Desire Me (1946): Making of a Flop, Starring Greer Garson

Produced by the estimable Arthur Hornblow, Jr., Desire Me was touted as Metro’s most important production of the year.

George Cukor got to work with Louis B.’s favorite actress at the time, Greer Garson. Louis B. told Cukor that Garson desperately needed a hit after “Adventure,” her disastrous flop with Clark Gable. This put an additional pressure on Cukor, who, from the start, didn’t like the project or the actress, whom he found to be stiff, stately, and humorless.

Cukor began to work with Casey Robinson’s muddled script, first titled Sacred and Profane, then changed to Karl and Anna. Three women, Zoe Akins, Marguerite Roberts, and Sonya Levien, then tried to revamp the screenplay, changing its name to the vapid “Desire Me.”

A dreary melodrama, it’s the story of a Normandy villager’s wife (Garson) who, after hearing that her husband (Robert Mitchum) has died in a concentration camp, marries his best friend (Richard Hart). The complications begin when the bearer of news turns out to be psychotic and the presumably dead husband comes home.

The Brittany sequences were filmed in California’s picturesque Monterey. Along that eighteen miles of the rock-studded coast, a crew of 150 people worked for 16 weeks. A whole French village was erected, including a city hall, a tobacco shop and wine inn. Treating it as an epic film, permission was obtained for school children to appear in the crowd scenes–a school was set up on location for classes between takes–and servicemen from a nearby military base were used as French soldiers.

“Desire Me” was a troubled production from the start. First, Richard Hart, a new recruit from the New York theater, replaced Robert Montgomery, who walked out soon after shooting began. Cukor thought Hart had no talent, but the actor was imposed on him by Hornblow.

Worst yet, Hornblow, who didn’t get along with Cukor, put pressure to use Robert Mitchum, then an emerging star, as Garson’s husband. Impatient at the numerous rewrites and constant reshooting of scenes, the cool Mitchum began to clown it up, incurring Cukor’s wrath. Cukor thought Mitchum was a lazy actor, because he treated the film with irreverence.
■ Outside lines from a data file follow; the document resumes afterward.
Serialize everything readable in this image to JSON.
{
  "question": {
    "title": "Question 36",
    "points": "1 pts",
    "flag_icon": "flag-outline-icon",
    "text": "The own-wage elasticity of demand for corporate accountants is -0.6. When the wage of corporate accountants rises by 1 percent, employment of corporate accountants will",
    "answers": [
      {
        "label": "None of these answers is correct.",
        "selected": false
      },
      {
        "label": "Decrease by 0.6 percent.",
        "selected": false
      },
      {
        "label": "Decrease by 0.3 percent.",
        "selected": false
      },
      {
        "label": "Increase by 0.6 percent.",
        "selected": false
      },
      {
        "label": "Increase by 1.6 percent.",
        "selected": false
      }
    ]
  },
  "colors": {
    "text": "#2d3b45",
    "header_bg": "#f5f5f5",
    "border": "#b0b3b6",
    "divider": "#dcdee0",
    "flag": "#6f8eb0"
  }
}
For his part, Mitchum complained that he was forced to act like a Shakespearean actor.

On April 20, 1946, a bad accident occurred when Garson was swept out to sea by a huge wave. Taken to the hospital, she suffered cuts on her arms and stomach, torn on the razor-like rocks. Interestingly, the cameras kept rolling throughout the rescue episode, recording the entire incident.

Cukor could not conceal his contempt for the material and demanded to be replaced. Desire Me was finally taken away from him, when Hornblow looked at the rushes. The film was then reshot by two MGM directors, Mervyn LeRoy and Jack Conway.
Cukor directed about half of the film, but no credit was given to any director. Neither Cukor nor the other directors wanted any screen credit. Desire Me may be the only Hollywood feature to be released without a directorial credit. To Cukor’s embarrassment, his name appeared on some of the film’s prints in England, despite the fact that he had disowned it.

“Whenever a picture doesn’t turn out,” Cukor once said, “the studio assumes that it is the director’s fault. I was put off, because the front office blamed everything on me.” After his dismissal, Cukor showed up at MGM, but some people did not speak to him. “Now I know who will come to my funeral,” he said to himself.

In December 1946, a preview of “Desire Me” proved to be a disaster. “Much to my disappointment,” Mitchum later recalled, “the audience didn’t seem to like it.” After the first reel, when many viewers left, Mitchum put his collar up and sneaked out himself. The preview audience found the film poorly motivated and full of cutbacks. Some sequences were then reshot and the film was finally released in September l947, a year and half after production began.

Cukor had several failures in his five-decade career, though none as embarrassing as “Desire Me.” But he was a real survivor. As often happens in Hollywood, in l948, Cukor was asked to replace Mervyn LeRoy on Selznick’s remake of “Little Women,” which he refused. When LeRoy showed signs of depression, Cukor told him: “I was put off GWTW, maybe the biggest movie ever made, and I’m still here to tell the tale; so don’t despair.” His motto continued to be: “You must have faith in yourself and keep going.”

Cukor kept going on and his next film, “A Double Life,” turned out to be a major success.